In addition to the college-level Institutes, the Chinese government has promoted, funded, and supplied teachers for Confucius Classrooms, tailored for students from kindergarten through 12th grade. As of February 2020, there were over 400 Confucius Classrooms in American elementary, middle, and high schools. The goal of the Institutes and the Classrooms is to increase China’s global soft power by presenting the most favorable portrait of the nation and its culture—while avoiding any discussion of China’s systemized denial of basic human rights.
The Chinese Communist Party and its satellite organizations are expert in the art of disinformation. According to National Security Adviser Robert O’Brien, Chinese propaganda persuaded so many Americans that a U.S. soldier had brought the coronavirus to Wuhan—as opposed to the truth that Wuhan had given the virus to the rest of the world—that the soldier and her family needed a personal security detail to protect them from death threats.
The Party brooks no deviation from the party line: last December, a Chinese court sentenced a former lawyer who reported on the early stage of the coronavirus outbreak to four years in prison. Her alleged crime was “picking fights and provoking trouble.” Her real but unacknowledged crime was telling the truth about China’s essential role in the spread of the virus.

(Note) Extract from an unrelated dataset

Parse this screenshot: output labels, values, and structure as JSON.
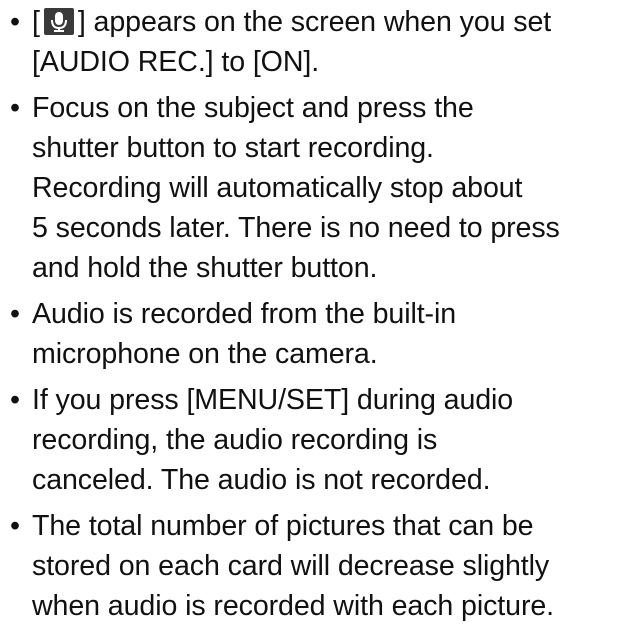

Nothing escapes the all-seeing eyes of Communist China’s propaganda managers. At China’s insistence, Taiwanese flags were dropped from Tom Cruise’s flight jacket in the forthcoming Top Gun sequel Maverick. At Beijing’s “suggestion,” MGM changed the identities of the invading military from China to North Korea in the Red Dawn remake. When the general manager of the Houston Rockets professional basketball team tweeted his support for the peaceful Hong Kong demonstrators, the CCP announced that the team’s games would not be shown on Chinese TV. The general manager quickly apologized.
China has launched a blitzkrieg which, in Attorney General William Barr words, is calculated “to seize the commanding heights of the global economy and to surpass the United States as the world’s preeminent technological superpower.” A primary Chinese weapon in this global conflict is the aforementioned United Front Work Department. The UFWD takes its lead from Lenin, Stalin, Mao, and other dictators, for whom, says Australian government official John Garnaut, “words are not vehicles of reason and persuasion. They are bullets … for defining, isolating, and destroying opponents.”
America’s response must be many-tiered. For one thing, we must understand that China is not a harmless competitor, as we once imagined, but a determined opponent that will stop at nothing to achieve its goals. We must also employ every necessary weapon such as: impose tighter targeted economic sanctions on companies and individuals involved in human rights abuses; establish reciprocity in travel and media access; bar U.S. investment in PLA-controlled companies, particularly in technology; close down all Confucius Institutes and Classrooms; challenge China in every international forum from the United Nations to the World Health Organization.
We have the resources, the talented people, and the entrepreneurial spirit to defeat Communist China in this soft war. It only remains for us to adopt a strategy of victory over a very determined opponent.
This piece originally appeared in Law & Liberty